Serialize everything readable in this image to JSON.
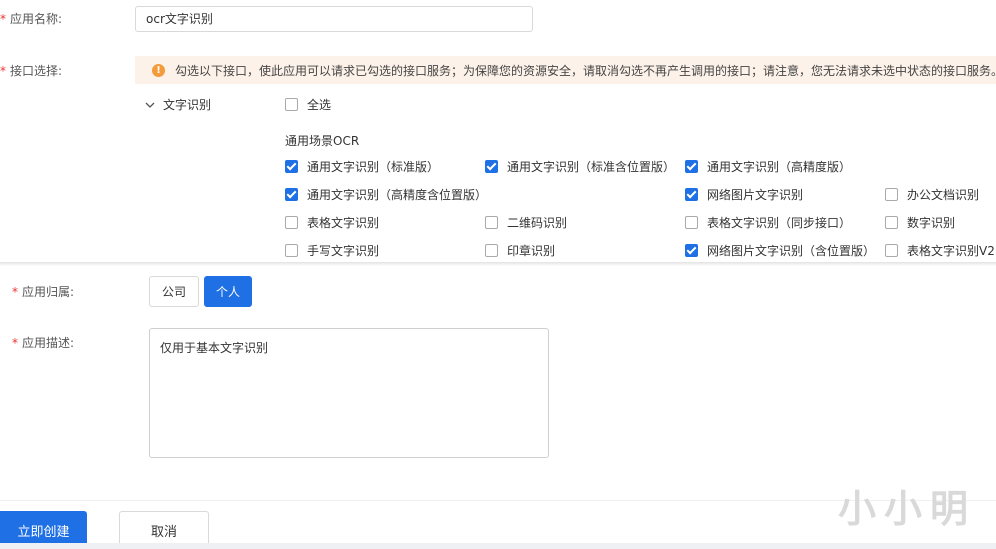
{
  "form": {
    "app_name": {
      "required_mark": "*",
      "label": "应用名称:",
      "value": "ocr文字识别"
    },
    "interface": {
      "required_mark": "*",
      "label": "接口选择:",
      "notice": "勾选以下接口，使此应用可以请求已勾选的接口服务；为保障您的资源安全，请取消勾选不再产生调用的接口；请注意，您无法请求未选中状态的接口服务。",
      "group_label": "文字识别",
      "select_all": "全选",
      "section_title": "通用场景OCR",
      "options": [
        {
          "label": "通用文字识别（标准版）",
          "checked": true
        },
        {
          "label": "通用文字识别（标准含位置版）",
          "checked": true
        },
        {
          "label": "通用文字识别（高精度版）",
          "checked": true
        },
        {
          "label": "通用文字识别（高精度含位置版）",
          "checked": true
        },
        {
          "label": "网络图片文字识别",
          "checked": true
        },
        {
          "label": "办公文档识别",
          "checked": false
        },
        {
          "label": "表格文字识别",
          "checked": false
        },
        {
          "label": "二维码识别",
          "checked": false
        },
        {
          "label": "表格文字识别（同步接口）",
          "checked": false
        },
        {
          "label": "数字识别",
          "checked": false
        },
        {
          "label": "手写文字识别",
          "checked": false
        },
        {
          "label": "印章识别",
          "checked": false
        },
        {
          "label": "网络图片文字识别（含位置版）",
          "checked": true
        },
        {
          "label": "表格文字识别V2",
          "checked": false
        }
      ]
    },
    "ownership": {
      "required_mark": "*",
      "label": "应用归属:",
      "options": [
        "公司",
        "个人"
      ],
      "selected": "个人"
    },
    "description": {
      "required_mark": "*",
      "label": "应用描述:",
      "value": "仅用于基本文字识别"
    }
  },
  "actions": {
    "create": "立即创建",
    "cancel": "取消"
  },
  "watermark": "小小明",
  "colors": {
    "primary": "#1f6fe5",
    "warning": "#f39a3b",
    "notice_bg": "#fdf2e9",
    "required": "#e33333"
  },
  "icons": {
    "warning": "exclamation-circle",
    "group_toggle": "chevron-down"
  }
}
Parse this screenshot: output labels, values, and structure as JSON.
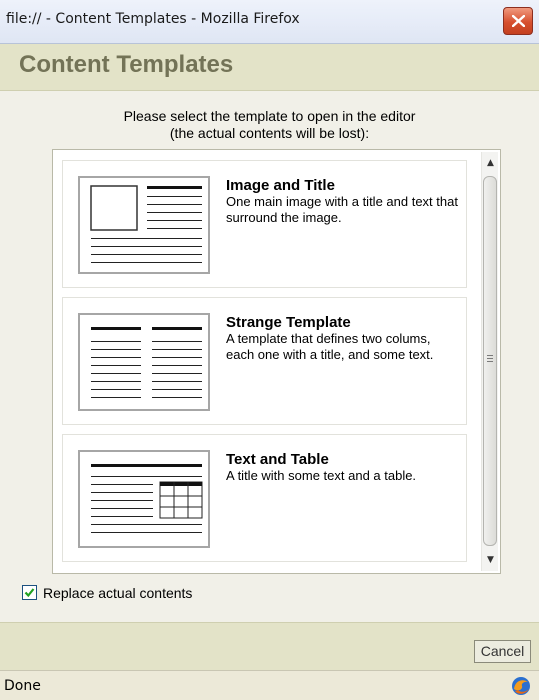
{
  "window": {
    "title": "file:// - Content Templates - Mozilla Firefox",
    "close_glyph": "close-icon"
  },
  "dialog": {
    "heading": "Content Templates",
    "instructions_line1": "Please select the template to open in the editor",
    "instructions_line2": "(the actual contents will be lost):",
    "templates": [
      {
        "title": "Image and Title",
        "description": "One main image with a title and text that surround the image.",
        "thumbnail_icon": "image-and-title-thumbnail-icon"
      },
      {
        "title": "Strange Template",
        "description": "A template that defines two colums, each one with a title, and some text.",
        "thumbnail_icon": "two-column-thumbnail-icon"
      },
      {
        "title": "Text and Table",
        "description": "A title with some text and a table.",
        "thumbnail_icon": "text-and-table-thumbnail-icon"
      }
    ],
    "replace_contents_label": "Replace actual contents",
    "replace_contents_checked": true,
    "cancel_label": "Cancel"
  },
  "statusbar": {
    "text": "Done",
    "icon": "firefox-status-icon"
  },
  "colors": {
    "header_bg": "#e3e3c8",
    "heading_text": "#737357",
    "dialog_bg": "#f1f0e8",
    "close_button": "#d6502f"
  }
}
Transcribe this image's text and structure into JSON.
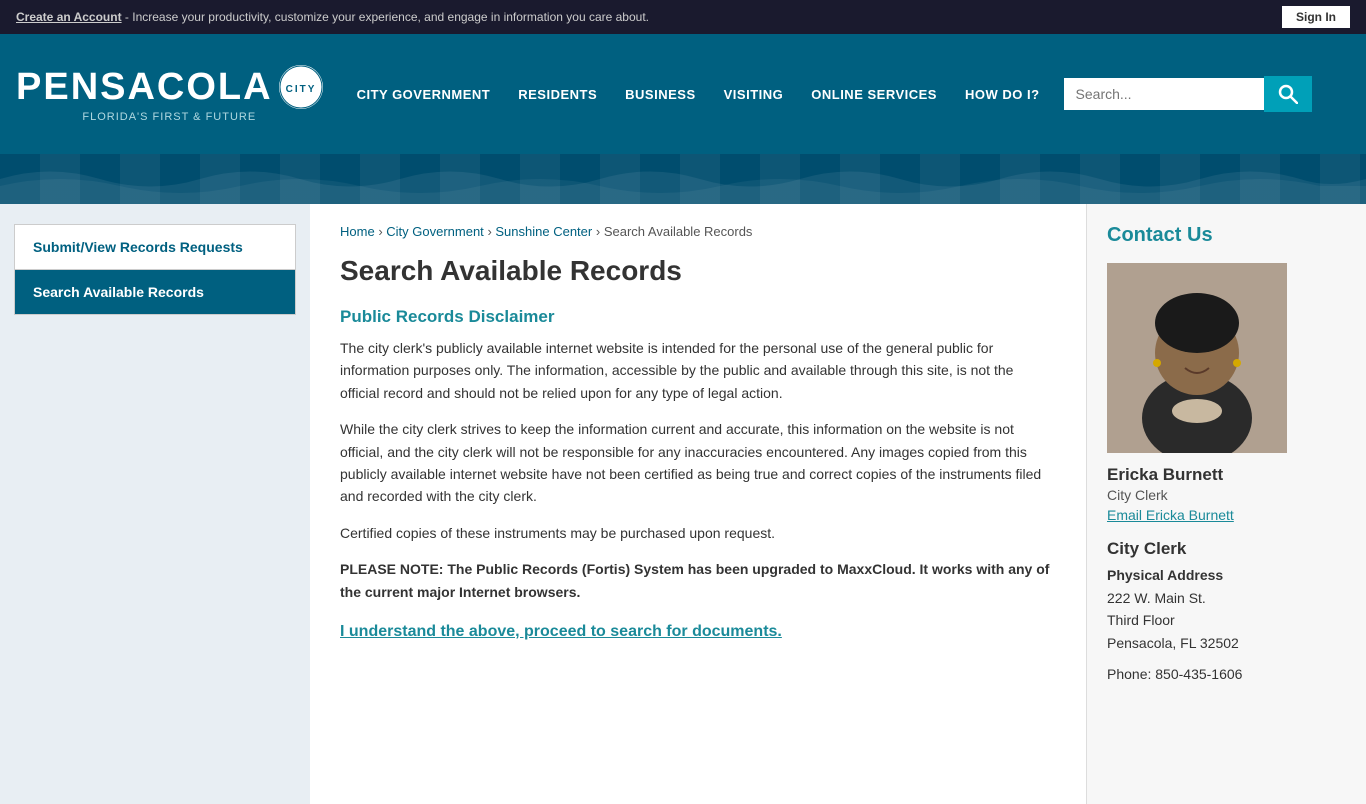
{
  "topbar": {
    "message_prefix": "Create an Account",
    "message_suffix": " - Increase your productivity, customize your experience, and engage in information you care about.",
    "signin_label": "Sign In"
  },
  "header": {
    "logo": {
      "city_name": "PENSACOLA",
      "subtitle": "FLORIDA'S FIRST & FUTURE",
      "seal_text": "★"
    },
    "nav": {
      "items": [
        {
          "label": "CITY GOVERNMENT",
          "active": false
        },
        {
          "label": "RESIDENTS",
          "active": false
        },
        {
          "label": "BUSINESS",
          "active": false
        },
        {
          "label": "VISITING",
          "active": false
        },
        {
          "label": "ONLINE SERVICES",
          "active": false
        },
        {
          "label": "HOW DO I?",
          "active": false
        }
      ],
      "search_placeholder": "Search..."
    }
  },
  "sidebar": {
    "items": [
      {
        "label": "Submit/View Records Requests",
        "active": false
      },
      {
        "label": "Search Available Records",
        "active": true
      }
    ]
  },
  "breadcrumb": {
    "items": [
      "Home",
      "City Government",
      "Sunshine Center"
    ],
    "current": "Search Available Records"
  },
  "main": {
    "page_title": "Search Available Records",
    "disclaimer_title": "Public Records Disclaimer",
    "paragraph1": "The city clerk's publicly available internet website is intended for the personal use of the general public for information purposes only. The information, accessible by the public and available through this site, is not the official record and should not be relied upon for any type of legal action.",
    "paragraph2": "While the city clerk strives to keep the information current and accurate, this information on the website is not official, and the city clerk will not be responsible for any inaccuracies encountered. Any images copied from this publicly available internet website have not been certified as being true and correct copies of the instruments filed and recorded with the city clerk.",
    "paragraph3": "Certified copies of these instruments may be purchased upon request.",
    "note": "PLEASE NOTE: The Public Records (Fortis) System has been upgraded to MaxxCloud. It works with any of the current major Internet browsers.",
    "proceed_link": "I understand the above, proceed to search for documents."
  },
  "contact": {
    "title": "Contact Us",
    "person": {
      "name": "Ericka Burnett",
      "role": "City Clerk",
      "email_label": "Email Ericka Burnett"
    },
    "section_title": "City Clerk",
    "address_title": "Physical Address",
    "address_line1": "222 W. Main St.",
    "address_line2": "Third Floor",
    "address_line3": "Pensacola, FL 32502",
    "phone": "Phone: 850-435-1606"
  }
}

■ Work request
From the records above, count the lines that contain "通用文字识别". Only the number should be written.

■ Solution to the problem
4